Once you have determined how many new talents you have obtained, you a d10 and consult the talent table. 3rd Level Psionicists can roll on the first or second column. 5th Level Psionicists can roll on the first, second or third column, and 7th Level Psionicists can roll on any of the 4 columns. If you obtain a result, but you do not have a talent in an earlier column, you must take the earliest talent in that talent tree, that you do not yet possess.

For example, at 5th Level, the Player rolls on column 3, and gets a result of 3, "Mass Invisibility". Since her character does not have "limited invisibility" or "invisibility" she must take "limited invisibility" instead.

6 comments:

The Rusty Battle Axe said...

I like it. I think you have managed to create something that is significantly different both mechanically and in terms of ability from the spell-casting classes.

I'm wondering if you add a second set of minor abilities that would be similar to cantrips--spoon-bending sorts of things. Not sure it would be worth the effort. The other possibility is to create a giant list of oddities and have the player get one of them randomly at some point along the way. Kind of an XMen sort of thing, although it those abilities would have to be thought through so as to not create unintended consequences or something that is too hard to play or to ref.

Restless said...

Is the psionicist limited in the number of times they can use their talents, or are they completely at-will?

The Rusty Battle Axe said...

@Restless: That had crossed my mind, too.

A Paladin In Citadel said...

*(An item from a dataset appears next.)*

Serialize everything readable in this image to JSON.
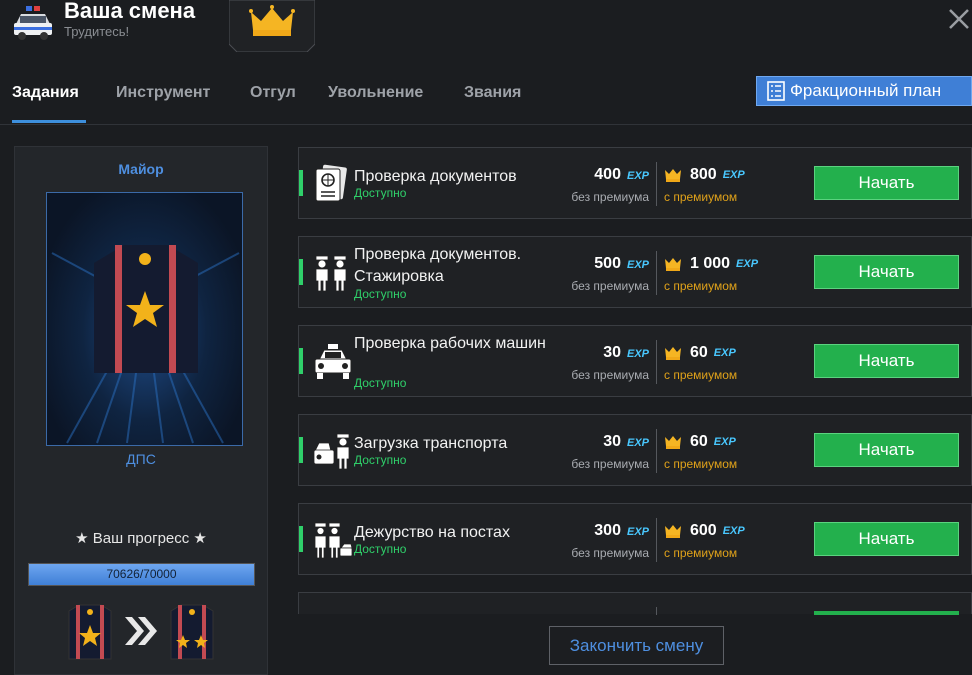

In order to enforce game balance (ie. not make magic users redundant) I think you would have to apply vancian magic principles to psionic abilities.

Certainly there was a limit to Psionic abilities in the 0e and 1e rules, if I recall correctly. And I think there is a precedent in fantasy and science fiction literature, where psionic characters exhaust their powers.

I'm open to a different approach.

I am thinking that the wild talent might have some exponential component to it, since based on my thinking, you can obtain additional levels of your wild talent. That may be redundant with the tree system, I am still trying to settle upon my preferred approach.

Thoughts? Alternatives?

The Rusty Battle Axe said...

I think I would opt for the Vancian approach, if for no other reason that it works pretty well (and I am much more of a pragmatist than a dogmatist when it comes to gaming). It would seem very very tempting to go towards some sort of point system, but I have never really seen that work in a D&D system along side of Vancian magic. Not saying it couldn't, just saying I haven't seen it work.

You could also do the Wand of Wonder approach--if the psioncist somehow fails to control her powers, some random thing happens. It appeals to my sense of humor, but in game play it would be very unfortunate. My current characters are accompanied by a dog that has a different set of random powers everyday--they haven't quite figured out what the deal is. I should have named him CARCOSA, but the joke would have been only for my benefit. But I disgress...

A Paladin In Citadel said...

Yes, I am leaning towards the Vancian approach, although I am tempted to go back to the original 10 wild talent list, and simply make each upgrade flow from the initial list.